Loneliest snail on earth has offspring and turns out to be the result of a rare accident

The loneliest snail on earth has babies and turns out to be the result of a rare accident
Image: Angus Davison University of Nottingham

The popular super-rare snail had a rather remarkable house that did not turn clockwise as with most snails, but instead counterclockwise. To further study this phenomenon, researchers called on the public to find a love partner for Jeremy who, like himself, has a shell that turns in the ‘wrong’ direction. Although for a moment it seemed as if Jeremy was not destined to find the one, the snail eventually managed to produce offspring on the trap bar. And that brings interesting new insights.

Who is Jeremy?

The story begins in 2016 when a retired British scientist discovers Jeremy. It puzzled researchers. Because how is it possible that Jeremy’s shell rotates counterclockwise? Is it an error in its development or something genetic? To answer that question, Jeremy actually had to mate with another snail. But that is easier said than done. Because not only Jeremy’s shell turns the other way. His genitals are also mirrored, which makes it difficult to mate with an ‘ordinary’ snail. While snails are hermaphrodites – meaning they can reproduce independently – they don’t like to do this. And so there actually had to be found a snail with a shell that turned the wrong way like Jeremy’s. An appeal was made and countless British people searched their garden. In the end, two snails with the same condition were introduced to Jeremy: Lefty and Tomeu. However, these two snails were found to be like each other better than Jeremy who left them flop-lost.

Researchers hoped to use Jeremy’s offspring to study the genetics of the exceptional condition. But when it turned out that Jeremy was less popular among snails than among humans, the attention was shifted to the other snails with left-turning houses. In three years, nearly fifteen thousand eggs were born out of four generations of snails.

What about Jeremy? For a moment, it looked like this unfortunate snail was going to die alone. But at the drop bar, he still managed to find the love of his life. This led to Jeremy becoming the father of – probably – eighteen offspring in his old age. “After a long search for a partner and several mishaps along the way, Jeremy eventually produced offspring,” says researcher Angus Davidson. “Good news for me and the rest of the world.”

Jeremy’s offspring and those of other snails with left-turning shells were thoroughly studied to undetrace the mystery of the particular condition. And this shows that two snails with a shell rotating against the clock, they bring ordinary snails with a house that rotates clockwise into the world. “We’ve learned that twice the left makes the right again,” Davidson sums up briefly.

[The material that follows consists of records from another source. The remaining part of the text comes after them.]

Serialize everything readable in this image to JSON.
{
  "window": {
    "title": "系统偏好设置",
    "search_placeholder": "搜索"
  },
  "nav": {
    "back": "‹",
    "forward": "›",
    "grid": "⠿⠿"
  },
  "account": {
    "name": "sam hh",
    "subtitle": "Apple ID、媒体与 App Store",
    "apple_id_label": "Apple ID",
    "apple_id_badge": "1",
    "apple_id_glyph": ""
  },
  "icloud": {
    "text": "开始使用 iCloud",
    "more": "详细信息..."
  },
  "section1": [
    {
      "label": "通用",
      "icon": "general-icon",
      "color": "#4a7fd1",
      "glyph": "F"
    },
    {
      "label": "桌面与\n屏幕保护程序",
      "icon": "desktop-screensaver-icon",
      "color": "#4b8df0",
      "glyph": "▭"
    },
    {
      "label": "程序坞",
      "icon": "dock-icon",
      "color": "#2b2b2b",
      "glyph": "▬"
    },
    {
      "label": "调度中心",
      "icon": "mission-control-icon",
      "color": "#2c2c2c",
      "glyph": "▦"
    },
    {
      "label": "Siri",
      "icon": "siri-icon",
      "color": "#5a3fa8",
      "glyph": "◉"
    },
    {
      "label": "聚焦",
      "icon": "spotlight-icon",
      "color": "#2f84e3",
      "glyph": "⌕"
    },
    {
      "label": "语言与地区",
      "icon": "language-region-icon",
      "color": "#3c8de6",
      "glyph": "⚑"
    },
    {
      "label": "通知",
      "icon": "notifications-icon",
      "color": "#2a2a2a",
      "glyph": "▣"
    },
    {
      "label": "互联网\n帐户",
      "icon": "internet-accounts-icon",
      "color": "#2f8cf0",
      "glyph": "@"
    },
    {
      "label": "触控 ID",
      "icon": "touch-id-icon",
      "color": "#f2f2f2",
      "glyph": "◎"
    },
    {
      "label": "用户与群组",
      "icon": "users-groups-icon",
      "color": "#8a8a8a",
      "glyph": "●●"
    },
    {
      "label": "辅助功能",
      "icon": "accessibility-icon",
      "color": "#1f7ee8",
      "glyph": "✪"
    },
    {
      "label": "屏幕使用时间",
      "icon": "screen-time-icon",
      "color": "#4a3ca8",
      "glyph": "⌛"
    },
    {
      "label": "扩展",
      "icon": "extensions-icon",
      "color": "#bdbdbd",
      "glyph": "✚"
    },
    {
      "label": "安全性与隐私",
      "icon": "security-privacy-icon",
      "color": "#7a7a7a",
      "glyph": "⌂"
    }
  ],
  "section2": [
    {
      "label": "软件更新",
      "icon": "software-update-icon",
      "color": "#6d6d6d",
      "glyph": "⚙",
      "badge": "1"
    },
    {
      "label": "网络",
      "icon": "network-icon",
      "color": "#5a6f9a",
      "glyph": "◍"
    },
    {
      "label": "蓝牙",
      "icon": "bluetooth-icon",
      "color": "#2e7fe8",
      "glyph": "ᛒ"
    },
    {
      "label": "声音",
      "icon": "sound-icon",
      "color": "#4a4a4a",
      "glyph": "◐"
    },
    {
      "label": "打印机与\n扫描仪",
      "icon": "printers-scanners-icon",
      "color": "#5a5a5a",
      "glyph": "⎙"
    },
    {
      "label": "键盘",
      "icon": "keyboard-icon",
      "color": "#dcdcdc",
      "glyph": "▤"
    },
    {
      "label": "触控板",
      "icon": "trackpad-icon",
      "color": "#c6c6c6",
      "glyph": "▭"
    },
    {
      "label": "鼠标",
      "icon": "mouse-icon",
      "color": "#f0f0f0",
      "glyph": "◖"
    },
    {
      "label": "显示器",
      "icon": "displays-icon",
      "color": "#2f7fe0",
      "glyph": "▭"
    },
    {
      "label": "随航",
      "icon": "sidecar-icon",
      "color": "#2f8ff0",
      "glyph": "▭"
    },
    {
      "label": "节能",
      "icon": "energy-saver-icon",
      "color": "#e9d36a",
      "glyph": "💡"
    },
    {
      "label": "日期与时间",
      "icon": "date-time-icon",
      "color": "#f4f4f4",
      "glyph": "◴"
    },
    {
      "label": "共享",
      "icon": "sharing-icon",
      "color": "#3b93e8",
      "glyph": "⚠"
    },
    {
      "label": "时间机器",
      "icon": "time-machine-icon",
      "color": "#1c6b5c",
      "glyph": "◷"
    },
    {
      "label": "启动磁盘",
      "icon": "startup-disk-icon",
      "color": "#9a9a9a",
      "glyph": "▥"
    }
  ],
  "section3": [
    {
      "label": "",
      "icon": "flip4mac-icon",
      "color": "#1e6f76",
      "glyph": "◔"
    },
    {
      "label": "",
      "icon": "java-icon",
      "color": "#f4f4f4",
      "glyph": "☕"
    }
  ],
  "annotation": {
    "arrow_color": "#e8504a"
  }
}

It means that Jeremy and other species that exhibit the same phenomenon are not hereditarily burdened. “Our findings show that it is usually a rare accident and not an inherited condition,” Davidson concludes. At least, under squiggly snails. “In other snails, their left-handedness is an inherited condition. However, we still do not understand exactly what this is about. If we can unravel this, it will provide information about how organs are placed precisely in the body of other animals, including ourselves.”

Moreover, this will also give us more insight into why this sometimes goes wrong and organs end up mirrored in the body. Because snails are not the only ones who have asymmetry; Think of people who have their hearts on the right instead of the left. While it may seem like a big leap from snail houses turning leftward to human ‘situs inversus’ as it is called, it is possible that future studies may teach us more about this phenomenon. And that will help us understand why some babies are born, for example, with their hearts on the right.

Jeremy’s story ended well after all. The snail died at a respectable age of two years. “At the end of the day, Jeremy had a happy ending,” davidson says. “He successfully found a love partner – albeit just before he died – and produced offspring.” Moreover, the snail was also very interesting for science, although he still took secrets with him to the grave. “You could say that we tried to figure out exactly what made Jeremy different,” davidson said. “But that was simply not possible. Jeremy was special.”